Output the material exactly, with every line intact.

(EXTRACTED INFORMATION Opens)

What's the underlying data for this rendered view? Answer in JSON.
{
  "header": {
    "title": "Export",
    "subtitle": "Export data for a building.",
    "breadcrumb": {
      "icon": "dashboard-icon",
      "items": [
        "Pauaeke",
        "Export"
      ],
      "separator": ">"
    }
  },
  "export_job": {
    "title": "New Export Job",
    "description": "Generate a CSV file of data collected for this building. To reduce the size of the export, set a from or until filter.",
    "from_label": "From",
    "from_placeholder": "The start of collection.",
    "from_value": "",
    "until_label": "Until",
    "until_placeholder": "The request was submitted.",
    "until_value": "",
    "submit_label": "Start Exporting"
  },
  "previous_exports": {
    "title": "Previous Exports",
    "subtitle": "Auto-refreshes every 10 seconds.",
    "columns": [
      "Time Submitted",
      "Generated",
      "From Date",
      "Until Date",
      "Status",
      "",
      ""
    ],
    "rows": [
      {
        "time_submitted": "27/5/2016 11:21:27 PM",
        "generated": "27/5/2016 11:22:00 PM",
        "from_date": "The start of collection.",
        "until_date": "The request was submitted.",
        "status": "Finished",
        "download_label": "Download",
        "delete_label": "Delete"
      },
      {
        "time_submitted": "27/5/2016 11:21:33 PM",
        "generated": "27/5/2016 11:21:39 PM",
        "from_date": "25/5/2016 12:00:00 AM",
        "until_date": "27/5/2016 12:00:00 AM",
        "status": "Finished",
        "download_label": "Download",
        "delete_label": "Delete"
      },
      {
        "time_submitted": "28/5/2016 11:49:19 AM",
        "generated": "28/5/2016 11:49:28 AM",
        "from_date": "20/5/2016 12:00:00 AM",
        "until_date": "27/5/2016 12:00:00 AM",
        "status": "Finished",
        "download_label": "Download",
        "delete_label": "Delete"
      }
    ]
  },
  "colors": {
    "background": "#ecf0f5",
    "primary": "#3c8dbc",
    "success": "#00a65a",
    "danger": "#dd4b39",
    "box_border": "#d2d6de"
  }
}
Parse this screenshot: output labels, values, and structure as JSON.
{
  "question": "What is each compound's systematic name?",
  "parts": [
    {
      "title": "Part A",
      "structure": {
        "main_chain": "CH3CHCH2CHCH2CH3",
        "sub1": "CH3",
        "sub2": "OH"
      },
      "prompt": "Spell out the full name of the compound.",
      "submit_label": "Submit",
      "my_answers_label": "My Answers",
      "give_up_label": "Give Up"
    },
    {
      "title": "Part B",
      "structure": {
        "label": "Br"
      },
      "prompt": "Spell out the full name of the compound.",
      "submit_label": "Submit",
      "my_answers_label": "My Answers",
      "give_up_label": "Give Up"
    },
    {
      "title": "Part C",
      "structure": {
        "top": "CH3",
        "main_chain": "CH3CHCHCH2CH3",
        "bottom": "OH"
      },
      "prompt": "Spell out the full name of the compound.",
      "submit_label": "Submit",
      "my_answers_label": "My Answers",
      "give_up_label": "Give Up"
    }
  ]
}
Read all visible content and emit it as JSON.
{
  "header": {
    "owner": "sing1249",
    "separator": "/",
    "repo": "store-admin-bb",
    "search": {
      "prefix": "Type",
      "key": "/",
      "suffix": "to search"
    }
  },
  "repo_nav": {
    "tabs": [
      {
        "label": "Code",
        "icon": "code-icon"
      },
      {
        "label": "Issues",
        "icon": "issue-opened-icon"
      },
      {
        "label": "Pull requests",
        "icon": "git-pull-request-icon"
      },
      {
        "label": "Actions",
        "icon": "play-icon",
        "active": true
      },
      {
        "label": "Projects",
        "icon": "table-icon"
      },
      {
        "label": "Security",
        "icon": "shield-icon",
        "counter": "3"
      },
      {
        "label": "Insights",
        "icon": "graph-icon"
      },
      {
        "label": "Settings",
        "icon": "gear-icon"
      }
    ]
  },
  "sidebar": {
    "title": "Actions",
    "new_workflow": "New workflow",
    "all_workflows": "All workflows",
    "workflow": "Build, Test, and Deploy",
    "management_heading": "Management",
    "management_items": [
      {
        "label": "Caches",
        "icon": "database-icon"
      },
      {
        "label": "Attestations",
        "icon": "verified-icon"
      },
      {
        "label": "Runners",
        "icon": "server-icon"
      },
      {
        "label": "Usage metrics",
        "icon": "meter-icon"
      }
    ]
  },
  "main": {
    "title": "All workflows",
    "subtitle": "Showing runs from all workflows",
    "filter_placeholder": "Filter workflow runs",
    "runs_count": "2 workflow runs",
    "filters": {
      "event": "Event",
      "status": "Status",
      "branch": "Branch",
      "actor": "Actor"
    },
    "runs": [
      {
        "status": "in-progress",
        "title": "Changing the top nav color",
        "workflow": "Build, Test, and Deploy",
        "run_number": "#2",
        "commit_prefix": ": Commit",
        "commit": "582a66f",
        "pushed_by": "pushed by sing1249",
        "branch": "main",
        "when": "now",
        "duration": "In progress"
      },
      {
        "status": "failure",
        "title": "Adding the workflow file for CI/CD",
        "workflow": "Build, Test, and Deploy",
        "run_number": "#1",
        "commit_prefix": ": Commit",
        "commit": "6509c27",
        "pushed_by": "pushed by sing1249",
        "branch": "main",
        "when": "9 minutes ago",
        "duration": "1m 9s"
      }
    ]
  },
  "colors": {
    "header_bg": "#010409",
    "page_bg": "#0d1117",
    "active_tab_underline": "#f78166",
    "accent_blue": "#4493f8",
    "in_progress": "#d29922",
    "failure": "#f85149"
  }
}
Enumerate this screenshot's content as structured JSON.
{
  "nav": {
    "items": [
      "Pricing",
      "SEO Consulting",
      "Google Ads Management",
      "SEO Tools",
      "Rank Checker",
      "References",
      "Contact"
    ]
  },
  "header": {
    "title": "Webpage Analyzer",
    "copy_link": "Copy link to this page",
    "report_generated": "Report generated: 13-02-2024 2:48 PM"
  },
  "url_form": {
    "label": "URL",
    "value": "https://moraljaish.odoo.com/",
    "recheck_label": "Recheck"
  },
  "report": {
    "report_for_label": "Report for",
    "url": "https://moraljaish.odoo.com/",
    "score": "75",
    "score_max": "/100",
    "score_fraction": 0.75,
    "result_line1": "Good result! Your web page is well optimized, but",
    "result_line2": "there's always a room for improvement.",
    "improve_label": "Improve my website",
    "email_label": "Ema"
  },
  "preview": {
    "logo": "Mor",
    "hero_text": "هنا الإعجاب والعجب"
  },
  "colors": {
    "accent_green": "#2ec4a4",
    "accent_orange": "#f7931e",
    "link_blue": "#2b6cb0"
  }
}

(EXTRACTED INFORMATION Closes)

SOLUTION TO THIS TASK:
What's the underlying data for this rendered view? Answer in JSON.
{
  "header": {
    "title": "Export",
    "subtitle": "Export data for a building.",
    "breadcrumb": {
      "icon": "dashboard-icon",
      "items": [
        "Pauaeke",
        "Export"
      ],
      "separator": ">"
    }
  },
  "export_job": {
    "title": "New Export Job",
    "description": "Generate a CSV file of data collected for this building. To reduce the size of the export, set a from or until filter.",
    "from_label": "From",
    "from_placeholder": "The start of collection.",
    "from_value": "",
    "until_label": "Until",
    "until_placeholder": "The request was submitted.",
    "until_value": "",
    "submit_label": "Start Exporting"
  },
  "previous_exports": {
    "title": "Previous Exports",
    "subtitle": "Auto-refreshes every 10 seconds.",
    "columns": [
      "Time Submitted",
      "Generated",
      "From Date",
      "Until Date",
      "Status",
      "",
      ""
    ],
    "rows": [
      {
        "time_submitted": "27/5/2016 11:21:27 PM",
        "generated": "27/5/2016 11:22:00 PM",
        "from_date": "The start of collection.",
        "until_date": "The request was submitted.",
        "status": "Finished",
        "download_label": "Download",
        "delete_label": "Delete"
      },
      {
        "time_submitted": "27/5/2016 11:21:33 PM",
        "generated": "27/5/2016 11:21:39 PM",
        "from_date": "25/5/2016 12:00:00 AM",
        "until_date": "27/5/2016 12:00:00 AM",
        "status": "Finished",
        "download_label": "Download",
        "delete_label": "Delete"
      },
      {
        "time_submitted": "28/5/2016 11:49:19 AM",
        "generated": "28/5/2016 11:49:28 AM",
        "from_date": "20/5/2016 12:00:00 AM",
        "until_date": "27/5/2016 12:00:00 AM",
        "status": "Finished",
        "download_label": "Download",
        "delete_label": "Delete"
      }
    ]
  },
  "colors": {
    "background": "#ecf0f5",
    "primary": "#3c8dbc",
    "success": "#00a65a",
    "danger": "#dd4b39",
    "box_border": "#d2d6de"
  }
}
Parse this screenshot: output labels, values, and structure as JSON.
{
  "question": "What is each compound's systematic name?",
  "parts": [
    {
      "title": "Part A",
      "structure": {
        "main_chain": "CH3CHCH2CHCH2CH3",
        "sub1": "CH3",
        "sub2": "OH"
      },
      "prompt": "Spell out the full name of the compound.",
      "submit_label": "Submit",
      "my_answers_label": "My Answers",
      "give_up_label": "Give Up"
    },
    {
      "title": "Part B",
      "structure": {
        "label": "Br"
      },
      "prompt": "Spell out the full name of the compound.",
      "submit_label": "Submit",
      "my_answers_label": "My Answers",
      "give_up_label": "Give Up"
    },
    {
      "title": "Part C",
      "structure": {
        "top": "CH3",
        "main_chain": "CH3CHCHCH2CH3",
        "bottom": "OH"
      },
      "prompt": "Spell out the full name of the compound.",
      "submit_label": "Submit",
      "my_answers_label": "My Answers",
      "give_up_label": "Give Up"
    }
  ]
}
Read all visible content and emit it as JSON.
{
  "header": {
    "owner": "sing1249",
    "separator": "/",
    "repo": "store-admin-bb",
    "search": {
      "prefix": "Type",
      "key": "/",
      "suffix": "to search"
    }
  },
  "repo_nav": {
    "tabs": [
      {
        "label": "Code",
        "icon": "code-icon"
      },
      {
        "label": "Issues",
        "icon": "issue-opened-icon"
      },
      {
        "label": "Pull requests",
        "icon": "git-pull-request-icon"
      },
      {
        "label": "Actions",
        "icon": "play-icon",
        "active": true
      },
      {
        "label": "Projects",
        "icon": "table-icon"
      },
      {
        "label": "Security",
        "icon": "shield-icon",
        "counter": "3"
      },
      {
        "label": "Insights",
        "icon": "graph-icon"
      },
      {
        "label": "Settings",
        "icon": "gear-icon"
      }
    ]
  },
  "sidebar": {
    "title": "Actions",
    "new_workflow": "New workflow",
    "all_workflows": "All workflows",
    "workflow": "Build, Test, and Deploy",
    "management_heading": "Management",
    "management_items": [
      {
        "label": "Caches",
        "icon": "database-icon"
      },
      {
        "label": "Attestations",
        "icon": "verified-icon"
      },
      {
        "label": "Runners",
        "icon": "server-icon"
      },
      {
        "label": "Usage metrics",
        "icon": "meter-icon"
      }
    ]
  },
  "main": {
    "title": "All workflows",
    "subtitle": "Showing runs from all workflows",
    "filter_placeholder": "Filter workflow runs",
    "runs_count": "2 workflow runs",
    "filters": {
      "event": "Event",
      "status": "Status",
      "branch": "Branch",
      "actor": "Actor"
    },
    "runs": [
      {
        "status": "in-progress",
        "title": "Changing the top nav color",
        "workflow": "Build, Test, and Deploy",
        "run_number": "#2",
        "commit_prefix": ": Commit",
        "commit": "582a66f",
        "pushed_by": "pushed by sing1249",
        "branch": "main",
        "when": "now",
        "duration": "In progress"
      },
      {
        "status": "failure",
        "title": "Adding the workflow file for CI/CD",
        "workflow": "Build, Test, and Deploy",
        "run_number": "#1",
        "commit_prefix": ": Commit",
        "commit": "6509c27",
        "pushed_by": "pushed by sing1249",
        "branch": "main",
        "when": "9 minutes ago",
        "duration": "1m 9s"
      }
    ]
  },
  "colors": {
    "header_bg": "#010409",
    "page_bg": "#0d1117",
    "active_tab_underline": "#f78166",
    "accent_blue": "#4493f8",
    "in_progress": "#d29922",
    "failure": "#f85149"
  }
}
Enumerate this screenshot's content as structured JSON.
{
  "nav": {
    "items": [
      "Pricing",
      "SEO Consulting",
      "Google Ads Management",
      "SEO Tools",
      "Rank Checker",
      "References",
      "Contact"
    ]
  },
  "header": {
    "title": "Webpage Analyzer",
    "copy_link": "Copy link to this page",
    "report_generated": "Report generated: 13-02-2024 2:48 PM"
  },
  "url_form": {
    "label": "URL",
    "value": "https://moraljaish.odoo.com/",
    "recheck_label": "Recheck"
  },
  "report": {
    "report_for_label": "Report for",
    "url": "https://moraljaish.odoo.com/",
    "score": "75",
    "score_max": "/100",
    "score_fraction": 0.75,
    "result_line1": "Good result! Your web page is well optimized, but",
    "result_line2": "there's always a room for improvement.",
    "improve_label": "Improve my website",
    "email_label": "Ema"
  },
  "preview": {
    "logo": "Mor",
    "hero_text": "هنا الإعجاب والعجب"
  },
  "colors": {
    "accent_green": "#2ec4a4",
    "accent_orange": "#f7931e",
    "link_blue": "#2b6cb0"
  }
}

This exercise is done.